Recently, the Coast Guard deployed the FRC 1124, Oliver Berry, from Hawaii across the Pacific to the Republic of the Marshall Islands. The 4,400 nautical mile trip marked the furthest deployment of an FRC to date. The trip showcases the hugely expanded operational reach and capability that the FRC provides.
“We are very pleased to announce the latest FRC delivery, the William Hart. Previous cutters have been stationed around the nation including Alaska and Hawaii. The William Hart, the third of three fast response cutters to be homeported in Honolulu, Hawaii, will join the cutters Oliver Berry and Joseph Gerczak,” Ben Bordelon, Bollinger’s president & CEO, said in a statement announcing the delivery.
Each FRC is named for an enlisted Coast Guard hero who distinguished himself or herself in the line of duty. This vessel is named after Coast Guard Hero William Hart. In November 1926, while assisting a crew who had abandon ship due to heavy seas and treacherous weather, Hart skillfully maneuvered his boat near the tug and took off the crew. While doing so, one member of the crew of the tug fell overboard and was in imminent danger of drowning. Hart jumped overboard and affected the rescue at great personal risk.

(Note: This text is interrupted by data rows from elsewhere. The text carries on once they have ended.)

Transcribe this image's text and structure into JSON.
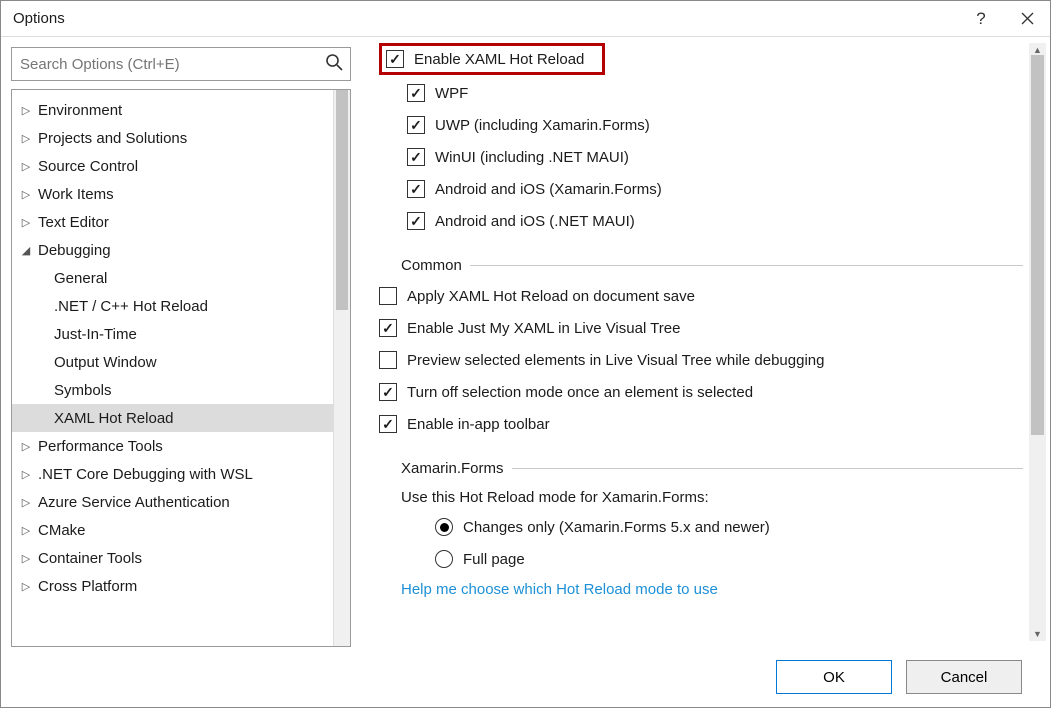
{
  "window": {
    "title": "Options"
  },
  "search": {
    "placeholder": "Search Options (Ctrl+E)"
  },
  "tree": [
    {
      "label": "Environment",
      "expanded": false,
      "level": 0
    },
    {
      "label": "Projects and Solutions",
      "expanded": false,
      "level": 0
    },
    {
      "label": "Source Control",
      "expanded": false,
      "level": 0
    },
    {
      "label": "Work Items",
      "expanded": false,
      "level": 0
    },
    {
      "label": "Text Editor",
      "expanded": false,
      "level": 0
    },
    {
      "label": "Debugging",
      "expanded": true,
      "level": 0
    },
    {
      "label": "General",
      "level": 1
    },
    {
      "label": ".NET / C++ Hot Reload",
      "level": 1
    },
    {
      "label": "Just-In-Time",
      "level": 1
    },
    {
      "label": "Output Window",
      "level": 1
    },
    {
      "label": "Symbols",
      "level": 1
    },
    {
      "label": "XAML Hot Reload",
      "level": 1,
      "selected": true
    },
    {
      "label": "Performance Tools",
      "expanded": false,
      "level": 0
    },
    {
      "label": ".NET Core Debugging with WSL",
      "expanded": false,
      "level": 0
    },
    {
      "label": "Azure Service Authentication",
      "expanded": false,
      "level": 0
    },
    {
      "label": "CMake",
      "expanded": false,
      "level": 0
    },
    {
      "label": "Container Tools",
      "expanded": false,
      "level": 0
    },
    {
      "label": "Cross Platform",
      "expanded": false,
      "level": 0
    }
  ],
  "main": {
    "enable": {
      "label": "Enable XAML Hot Reload",
      "checked": true
    },
    "platforms": [
      {
        "label": "WPF",
        "checked": true
      },
      {
        "label": "UWP (including Xamarin.Forms)",
        "checked": true
      },
      {
        "label": "WinUI (including .NET MAUI)",
        "checked": true
      },
      {
        "label": "Android and iOS (Xamarin.Forms)",
        "checked": true
      },
      {
        "label": "Android and iOS (.NET MAUI)",
        "checked": true
      }
    ],
    "commonHead": "Common",
    "common": [
      {
        "label": "Apply XAML Hot Reload on document save",
        "checked": false
      },
      {
        "label": "Enable Just My XAML in Live Visual Tree",
        "checked": true
      },
      {
        "label": "Preview selected elements in Live Visual Tree while debugging",
        "checked": false
      },
      {
        "label": "Turn off selection mode once an element is selected",
        "checked": true
      },
      {
        "label": "Enable in-app toolbar",
        "checked": true
      }
    ],
    "xamarinHead": "Xamarin.Forms",
    "xamarinPrompt": "Use this Hot Reload mode for Xamarin.Forms:",
    "radios": [
      {
        "label": "Changes only (Xamarin.Forms 5.x and newer)",
        "checked": true
      },
      {
        "label": "Full page",
        "checked": false
      }
    ],
    "helpLink": "Help me choose which Hot Reload mode to use"
  },
  "buttons": {
    "ok": "OK",
    "cancel": "Cancel"
  }
}
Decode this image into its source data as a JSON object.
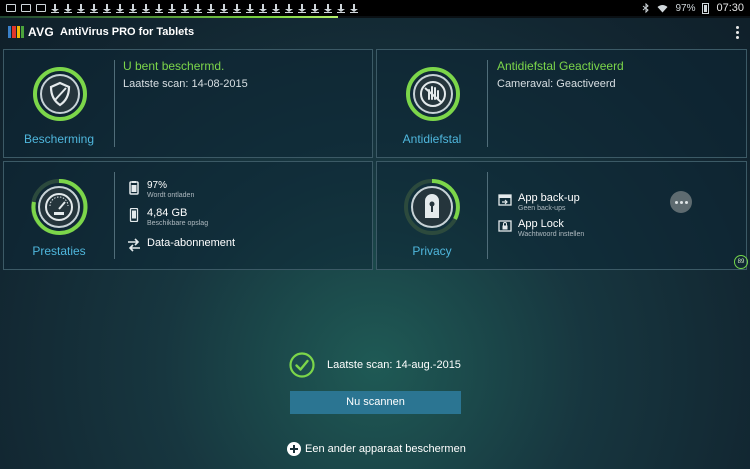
{
  "status_bar": {
    "battery": "97%",
    "time": "07:30"
  },
  "app": {
    "logo": "AVG",
    "title": "AntiVirus PRO for Tablets",
    "logo_colors": [
      "#3a80c8",
      "#e0362b",
      "#f2b705",
      "#4ba33c"
    ]
  },
  "cards": {
    "protection": {
      "label": "Bescherming",
      "status_title": "U bent beschermd.",
      "status_sub": "Laatste scan: 14-08-2015",
      "icon": "shield-icon"
    },
    "antitheft": {
      "label": "Antidiefstal",
      "status_title": "Antidiefstal Geactiveerd",
      "status_sub": "Cameraval: Geactiveerd",
      "icon": "stop-hand-icon"
    },
    "performance": {
      "label": "Prestaties",
      "icon": "speedometer-icon",
      "battery_value": "97%",
      "battery_sub": "Wordt ontladen",
      "storage_value": "4,84 GB",
      "storage_sub": "Beschikbare opslag",
      "data_label": "Data-abonnement"
    },
    "privacy": {
      "label": "Privacy",
      "icon": "lock-icon",
      "backup_label": "App back-up",
      "backup_sub": "Geen back-ups",
      "applock_label": "App Lock",
      "applock_sub": "Wachtwoord instellen",
      "badge": "89"
    }
  },
  "bottom": {
    "last_scan": "Laatste scan: 14-aug.-2015",
    "scan_button": "Nu scannen",
    "protect_other": "Een ander apparaat beschermen"
  },
  "colors": {
    "accent_green": "#7cd64a",
    "accent_blue": "#4fb7dd",
    "button_blue": "#2b7592"
  }
}
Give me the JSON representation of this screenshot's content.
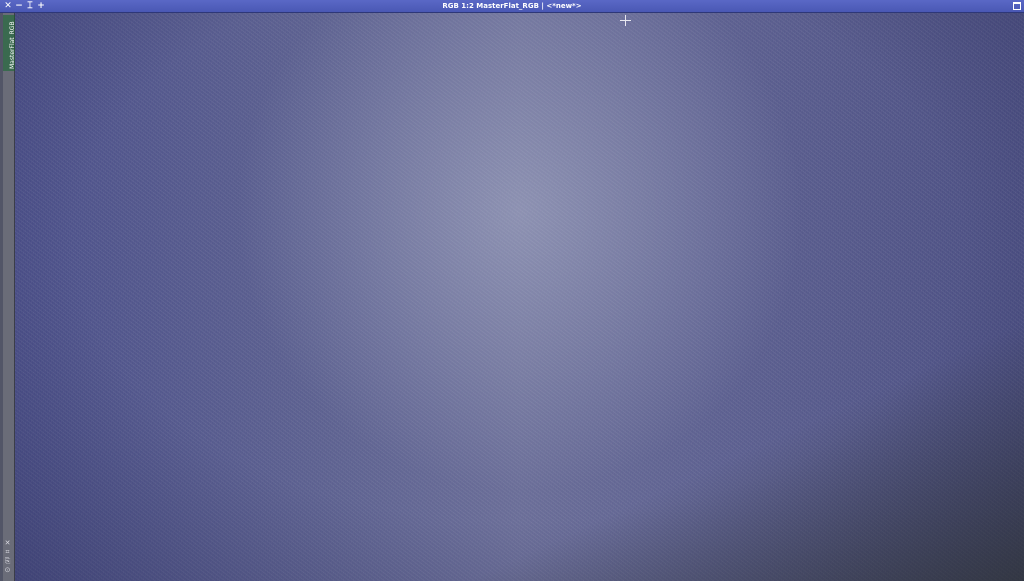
{
  "window": {
    "title": "RGB 1:2 MasterFlat_RGB | <*new*>",
    "controls": {
      "close_icon": "✕",
      "minimize_icon": "−",
      "shade_icon": "⌶",
      "restore_icon": "+"
    }
  },
  "sidebar": {
    "view_tab_label": "MasterFlat_RGB",
    "tools": [
      "✕",
      "⌗",
      "⎘",
      "⊙"
    ]
  },
  "image": {
    "description_colors": {
      "base": "#5a5e90",
      "center_highlight": "#9ea3c4",
      "corner_shadow": "#3b3f2c"
    }
  }
}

For his heroic and selfless action, Hart was awarded the Gold Lifesaving Medal on May 24, 1927. Hart was also commended for actions in response to a floating gasoline fire in Arundel Cove while on board CG-210 on Aug. 26, 1927.